For some of us, holiday time means vacations, long weekends, being out of town visiting relatives.  It can also mean easy pickings for burglars (unfortunately).  We know you have good homeowner’s insurance but even that isn’t  going to protect your house and your belongs from determined bad guys.  A television station in Portland, Oregon, queried some burglars as to how they did it and what they took.  Being fore-warned is being fore-armed!  Stay safe! 

1. How did you break in?  “I would kick in the door rather than break glass. Loud bangs are better than loud glass breaking, plus you run the risk of getting cut,” said one inmate. 

2. Once inside, what did you take first?  Jewelry, electronics, cash and credit cards are all attractive to burglars.  Inmates also added collectibles and guns. “NRA sticker on car bumper = Lots of guns to steal,” wrote one burglar. 

3. Where did you look for valuables?  “Everywhere!  From the stove and freezer, to the fish tank and toilet tank, book shelves and in boxes of cereal,” said an inmate. In addition to the master bedroom. 

4. What time of day did you prefer to break in?  “Between 12:30 pm and 2:30 pm. Anyone that was home for lunch should be gone by then and most kids should all still be in school,” wrote a convicted burglar. 

5. Did home protection or security signs posted outside deter you?  Burglars had mixed opinions about home security signs. Some burglars said it didn’t faze them. Others said they knew how to disable alarms or avoid setting them off.   

6. Did you knock on the door before breaking in? Yes. All of the inmates who responded said they would knock on the front door before breaking in. 

7. What if someone answered the door?  “Act like I was lost or looking for a friend.”  “I would approach the  resident as though they had posted an ad on Craigslist.” “Say wrong house, sorry and thank you.” “Ask if they’d seen my dog and leave.” 

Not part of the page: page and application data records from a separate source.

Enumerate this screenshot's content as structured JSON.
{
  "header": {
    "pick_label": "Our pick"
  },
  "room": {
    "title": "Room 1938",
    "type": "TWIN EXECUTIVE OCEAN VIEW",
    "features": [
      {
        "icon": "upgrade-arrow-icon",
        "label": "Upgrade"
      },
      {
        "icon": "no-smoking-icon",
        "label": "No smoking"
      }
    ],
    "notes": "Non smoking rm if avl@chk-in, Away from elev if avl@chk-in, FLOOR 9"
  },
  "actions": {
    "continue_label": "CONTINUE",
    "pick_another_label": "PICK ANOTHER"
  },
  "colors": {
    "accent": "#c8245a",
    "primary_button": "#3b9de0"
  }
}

8. What if the home alarm goes off?  Most intruders said they would leave immediately if a security alarm went off. “I would try and turn it off or get the hell out of there,” said one burglar. 

9. Did lights on in the house make you think twice? Responses were mixed regarding lights on in a home. Some said it was a deterrent. But one burglar said the combination of lights on and blinds closed created an attractive location. “Would drive through upper class neighborhoods looking for many things, like porch light on with all window blinds closed,” wrote one inmate.  

0. What if there is a car in the driveway?  As a  homeowner, this is one of the best precautions you can take.  Almost all of the burglars said they’d think twice if there was a car in the  driveway.  

11. What was the ideal target?  Burglars don’t want to be seen. They looked for homes with big fences and  overgrown trees or bushes. “Homes away from other homes, blind spots, older window frames, cheap wooden doors,” wrote a burglar. “Large trees, bushes or shrubs around the home, or very reserved and conservative neighbors,” wrote another inmate. “Nice home - nice car = person with money.” 

12. If you did surveillance what did you look for?  “Who lives in the home, what are their weekday schedules (weekends are too unpredictable), what they drive, is there a dog, a hidden key,” wrote one inmate. 

13. What is the one thing that homeowners can do to avoid a burglary? Burglars suggest homeowners make their property visible with good lighting and trimmed bushes and trees. You should get to know your neighbors and alert police if you see anything suspicious. “Get a  camera and make it visible!” wrote another. “Put bars on your windows and doors, get an alarm, keep an extra car in the driveway, keep lights, TVs and radios on when you leave your home,” read one questionnaire. “Home alarm, know your neighbor so they can report suspicious people around the neighborhood,” 

Thank you for visiting our blog and reading our latest tips on being a better Roseville Home Insurance or Rocklin Home Insurance consumer!